It's a while since I read a Gerald Seymour. He's good!
One of the Camorra families, the Naples Mafia, is ruled by a woman - the Godmother! - since her husband was jailed. Their sons already have roles in the family business: protection, construction deals, toxic waste disposal. Immacolata, their daughter studying in England, turns against the family after a humiliation at a friend's funeral. The Carabinieri whisk her into witness protection and arrest her mother and brothers.
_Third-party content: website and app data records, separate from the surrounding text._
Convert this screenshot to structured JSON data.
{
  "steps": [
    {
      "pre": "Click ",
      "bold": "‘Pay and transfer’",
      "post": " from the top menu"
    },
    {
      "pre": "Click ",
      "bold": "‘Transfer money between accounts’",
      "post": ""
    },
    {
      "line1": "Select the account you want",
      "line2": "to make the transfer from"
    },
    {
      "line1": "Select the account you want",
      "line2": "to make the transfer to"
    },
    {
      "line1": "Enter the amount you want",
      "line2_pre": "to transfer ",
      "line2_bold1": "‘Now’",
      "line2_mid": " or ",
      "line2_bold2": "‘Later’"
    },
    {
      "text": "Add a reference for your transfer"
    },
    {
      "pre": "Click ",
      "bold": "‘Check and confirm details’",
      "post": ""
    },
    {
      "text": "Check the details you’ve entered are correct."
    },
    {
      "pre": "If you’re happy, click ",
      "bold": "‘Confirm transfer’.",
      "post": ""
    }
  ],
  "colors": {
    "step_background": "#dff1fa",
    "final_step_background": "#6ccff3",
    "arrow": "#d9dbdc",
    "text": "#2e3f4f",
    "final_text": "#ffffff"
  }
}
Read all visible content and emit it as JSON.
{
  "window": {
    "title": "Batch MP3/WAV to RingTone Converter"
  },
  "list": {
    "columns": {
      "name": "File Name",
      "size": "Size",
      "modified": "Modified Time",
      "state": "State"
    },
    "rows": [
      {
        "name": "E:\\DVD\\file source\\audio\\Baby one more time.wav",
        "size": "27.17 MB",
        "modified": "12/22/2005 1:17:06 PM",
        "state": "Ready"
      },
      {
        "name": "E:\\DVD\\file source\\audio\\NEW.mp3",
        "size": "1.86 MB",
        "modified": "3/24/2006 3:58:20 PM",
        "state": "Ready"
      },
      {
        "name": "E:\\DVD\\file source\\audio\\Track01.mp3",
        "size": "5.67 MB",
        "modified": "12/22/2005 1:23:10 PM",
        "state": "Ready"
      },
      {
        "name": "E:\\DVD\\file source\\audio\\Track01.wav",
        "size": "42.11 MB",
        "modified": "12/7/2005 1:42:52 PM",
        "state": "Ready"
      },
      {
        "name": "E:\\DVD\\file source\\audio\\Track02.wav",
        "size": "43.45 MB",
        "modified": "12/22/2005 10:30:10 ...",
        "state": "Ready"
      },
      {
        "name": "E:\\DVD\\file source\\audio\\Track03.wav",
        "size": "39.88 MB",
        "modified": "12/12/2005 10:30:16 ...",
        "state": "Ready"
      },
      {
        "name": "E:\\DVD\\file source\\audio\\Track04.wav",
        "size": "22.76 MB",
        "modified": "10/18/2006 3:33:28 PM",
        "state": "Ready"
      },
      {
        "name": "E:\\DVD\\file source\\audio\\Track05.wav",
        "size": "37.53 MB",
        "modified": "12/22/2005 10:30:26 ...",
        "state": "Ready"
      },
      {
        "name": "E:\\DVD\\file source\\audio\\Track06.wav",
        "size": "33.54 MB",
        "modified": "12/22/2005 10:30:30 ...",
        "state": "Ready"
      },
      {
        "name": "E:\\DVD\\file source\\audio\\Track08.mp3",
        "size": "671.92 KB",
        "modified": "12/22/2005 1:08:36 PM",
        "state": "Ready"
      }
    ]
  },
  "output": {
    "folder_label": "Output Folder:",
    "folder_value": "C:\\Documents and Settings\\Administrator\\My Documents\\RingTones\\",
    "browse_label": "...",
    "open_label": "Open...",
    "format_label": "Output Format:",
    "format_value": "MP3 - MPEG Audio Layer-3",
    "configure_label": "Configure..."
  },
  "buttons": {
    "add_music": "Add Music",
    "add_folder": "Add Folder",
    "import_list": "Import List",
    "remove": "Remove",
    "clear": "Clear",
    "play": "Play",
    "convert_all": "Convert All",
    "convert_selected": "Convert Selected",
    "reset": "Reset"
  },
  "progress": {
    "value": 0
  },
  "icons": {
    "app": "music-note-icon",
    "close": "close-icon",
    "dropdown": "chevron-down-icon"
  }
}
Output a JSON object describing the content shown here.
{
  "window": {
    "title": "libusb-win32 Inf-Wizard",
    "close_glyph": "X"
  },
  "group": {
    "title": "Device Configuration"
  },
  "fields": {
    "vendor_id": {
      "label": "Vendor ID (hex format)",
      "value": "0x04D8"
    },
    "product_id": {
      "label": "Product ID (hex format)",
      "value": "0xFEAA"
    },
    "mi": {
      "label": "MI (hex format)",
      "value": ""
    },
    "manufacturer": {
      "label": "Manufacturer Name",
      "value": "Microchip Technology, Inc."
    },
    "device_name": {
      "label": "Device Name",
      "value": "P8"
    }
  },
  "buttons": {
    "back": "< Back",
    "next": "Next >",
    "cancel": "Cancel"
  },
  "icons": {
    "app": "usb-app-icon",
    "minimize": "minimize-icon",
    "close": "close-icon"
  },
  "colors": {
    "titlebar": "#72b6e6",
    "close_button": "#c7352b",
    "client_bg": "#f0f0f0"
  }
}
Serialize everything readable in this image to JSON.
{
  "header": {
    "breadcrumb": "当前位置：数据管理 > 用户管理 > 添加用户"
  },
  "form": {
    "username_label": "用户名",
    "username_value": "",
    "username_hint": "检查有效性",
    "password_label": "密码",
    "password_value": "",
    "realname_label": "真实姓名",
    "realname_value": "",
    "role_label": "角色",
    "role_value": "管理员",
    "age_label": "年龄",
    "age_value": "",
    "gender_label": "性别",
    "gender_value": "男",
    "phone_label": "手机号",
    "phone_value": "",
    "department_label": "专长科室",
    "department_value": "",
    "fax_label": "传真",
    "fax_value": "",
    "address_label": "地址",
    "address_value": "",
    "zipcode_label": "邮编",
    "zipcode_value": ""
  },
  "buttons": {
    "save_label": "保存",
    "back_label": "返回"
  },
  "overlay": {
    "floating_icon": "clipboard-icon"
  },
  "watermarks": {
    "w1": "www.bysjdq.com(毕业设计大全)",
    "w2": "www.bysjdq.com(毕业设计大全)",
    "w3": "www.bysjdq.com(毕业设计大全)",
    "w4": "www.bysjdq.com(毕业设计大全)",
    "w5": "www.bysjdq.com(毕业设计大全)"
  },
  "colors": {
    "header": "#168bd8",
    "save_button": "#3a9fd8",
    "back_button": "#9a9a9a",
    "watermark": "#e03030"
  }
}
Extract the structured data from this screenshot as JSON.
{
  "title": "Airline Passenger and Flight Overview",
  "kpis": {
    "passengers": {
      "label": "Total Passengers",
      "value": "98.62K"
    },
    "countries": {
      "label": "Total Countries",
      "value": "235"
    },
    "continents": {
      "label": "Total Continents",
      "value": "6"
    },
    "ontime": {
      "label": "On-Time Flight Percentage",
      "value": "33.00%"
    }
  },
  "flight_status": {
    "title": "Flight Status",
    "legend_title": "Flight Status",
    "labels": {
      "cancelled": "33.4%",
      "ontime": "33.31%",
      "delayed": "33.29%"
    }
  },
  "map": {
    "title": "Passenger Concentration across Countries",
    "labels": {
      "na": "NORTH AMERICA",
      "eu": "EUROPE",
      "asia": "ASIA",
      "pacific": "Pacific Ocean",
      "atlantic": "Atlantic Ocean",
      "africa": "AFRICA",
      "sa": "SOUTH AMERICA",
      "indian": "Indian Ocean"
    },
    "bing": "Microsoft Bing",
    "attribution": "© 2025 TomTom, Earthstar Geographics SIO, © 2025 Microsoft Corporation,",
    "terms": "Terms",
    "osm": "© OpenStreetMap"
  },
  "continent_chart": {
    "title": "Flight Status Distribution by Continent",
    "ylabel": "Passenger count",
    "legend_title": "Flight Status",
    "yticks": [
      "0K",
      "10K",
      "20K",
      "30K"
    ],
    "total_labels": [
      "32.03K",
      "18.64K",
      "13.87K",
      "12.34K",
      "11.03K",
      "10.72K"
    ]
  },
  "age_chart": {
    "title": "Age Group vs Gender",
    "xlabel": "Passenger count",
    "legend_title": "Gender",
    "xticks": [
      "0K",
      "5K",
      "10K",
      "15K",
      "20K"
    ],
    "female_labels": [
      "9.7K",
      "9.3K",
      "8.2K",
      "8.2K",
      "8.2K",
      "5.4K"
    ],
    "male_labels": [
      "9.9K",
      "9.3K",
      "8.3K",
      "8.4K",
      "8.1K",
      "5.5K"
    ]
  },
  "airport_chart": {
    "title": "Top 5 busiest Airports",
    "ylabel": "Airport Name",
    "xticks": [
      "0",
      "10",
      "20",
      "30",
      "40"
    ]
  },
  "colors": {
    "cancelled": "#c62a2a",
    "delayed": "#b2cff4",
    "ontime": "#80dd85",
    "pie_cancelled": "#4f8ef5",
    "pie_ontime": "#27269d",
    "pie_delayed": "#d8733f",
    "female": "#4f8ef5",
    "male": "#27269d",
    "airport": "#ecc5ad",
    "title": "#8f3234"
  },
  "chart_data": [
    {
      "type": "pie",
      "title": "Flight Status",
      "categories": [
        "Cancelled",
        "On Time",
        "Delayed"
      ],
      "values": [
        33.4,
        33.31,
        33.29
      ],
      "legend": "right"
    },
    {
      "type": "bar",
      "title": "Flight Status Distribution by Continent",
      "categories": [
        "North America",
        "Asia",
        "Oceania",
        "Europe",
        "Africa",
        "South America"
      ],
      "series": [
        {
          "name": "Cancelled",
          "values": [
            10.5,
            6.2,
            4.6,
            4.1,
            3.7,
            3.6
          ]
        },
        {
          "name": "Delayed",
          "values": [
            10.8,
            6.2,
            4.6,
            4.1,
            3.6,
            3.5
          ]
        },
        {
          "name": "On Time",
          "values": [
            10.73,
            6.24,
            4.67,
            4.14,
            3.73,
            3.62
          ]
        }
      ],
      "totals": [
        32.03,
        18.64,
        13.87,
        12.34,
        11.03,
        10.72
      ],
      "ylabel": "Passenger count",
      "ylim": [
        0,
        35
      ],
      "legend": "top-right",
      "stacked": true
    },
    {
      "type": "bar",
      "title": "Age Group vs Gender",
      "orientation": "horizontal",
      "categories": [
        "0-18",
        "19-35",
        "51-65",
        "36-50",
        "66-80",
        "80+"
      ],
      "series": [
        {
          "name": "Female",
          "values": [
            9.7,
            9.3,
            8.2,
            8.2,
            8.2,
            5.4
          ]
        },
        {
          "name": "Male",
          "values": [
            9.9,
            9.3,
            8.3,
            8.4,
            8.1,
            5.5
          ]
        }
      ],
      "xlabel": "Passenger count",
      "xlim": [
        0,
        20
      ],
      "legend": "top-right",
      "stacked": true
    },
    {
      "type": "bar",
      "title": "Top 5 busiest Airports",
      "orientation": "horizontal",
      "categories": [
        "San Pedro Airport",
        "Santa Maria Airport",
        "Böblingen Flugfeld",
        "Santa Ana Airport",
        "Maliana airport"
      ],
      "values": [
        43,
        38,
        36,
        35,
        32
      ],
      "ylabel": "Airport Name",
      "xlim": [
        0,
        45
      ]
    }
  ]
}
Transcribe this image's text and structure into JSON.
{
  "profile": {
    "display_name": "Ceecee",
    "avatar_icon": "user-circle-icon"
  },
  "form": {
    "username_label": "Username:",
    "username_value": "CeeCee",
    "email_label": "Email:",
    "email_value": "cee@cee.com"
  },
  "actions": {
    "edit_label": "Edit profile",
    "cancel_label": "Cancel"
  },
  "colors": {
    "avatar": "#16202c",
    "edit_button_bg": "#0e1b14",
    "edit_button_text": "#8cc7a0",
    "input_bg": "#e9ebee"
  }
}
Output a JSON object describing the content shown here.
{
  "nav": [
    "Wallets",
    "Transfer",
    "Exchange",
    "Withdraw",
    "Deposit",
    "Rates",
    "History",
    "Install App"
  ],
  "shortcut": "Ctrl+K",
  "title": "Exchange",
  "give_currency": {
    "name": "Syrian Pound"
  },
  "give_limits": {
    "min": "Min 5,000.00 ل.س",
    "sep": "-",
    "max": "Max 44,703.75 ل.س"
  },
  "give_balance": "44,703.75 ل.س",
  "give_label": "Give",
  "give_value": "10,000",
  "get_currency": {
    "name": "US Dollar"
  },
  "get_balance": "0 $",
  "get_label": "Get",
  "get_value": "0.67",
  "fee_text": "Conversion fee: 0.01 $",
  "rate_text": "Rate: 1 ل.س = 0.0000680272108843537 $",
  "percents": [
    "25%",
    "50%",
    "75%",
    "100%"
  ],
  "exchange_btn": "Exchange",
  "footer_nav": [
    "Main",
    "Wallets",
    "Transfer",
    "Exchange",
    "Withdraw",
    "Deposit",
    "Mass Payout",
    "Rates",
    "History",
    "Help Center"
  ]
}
Ima's English boyfriend Eddie, unaware of her family's gangland connection, ill-advisedly goes to Naples to find her. Then a freelance security guy, Lukas, has to go looking for Eddy. Seymour's 'formula', best seen in his stunning novels set in the Middle East's war zones, is to follow several strands of a story and then slowly and suspensefully pull them together towards an excruciatingly tense confontation. He does this here, brilliantly.
There's a chilling scene towards the end when Immocalata's minders take her to visit her parish priest in Naples. Far from granting her absolution he denounces her betrayal of her family: "the majority of Neapolitans take pleasure and pride from the reputation of their home as the centre of the western world's most successful criminal conspiracy."
This multi-stranded story is told from perhaps too many viewpoints (including not only the Godmother but the clan's Founding grandmother and grandfather), but Seymour brilliantly evokes not just the sights and smells of Naples' slums but also the culture of deference and fear that stalks every one of the city's streets; the Camorra families rule the city totally and ruthlessly. Like John Le Carre, Gerald Seymour elevates the thriller to the level of serious literature. This is up there with The Godfather in the annals of crime fiction.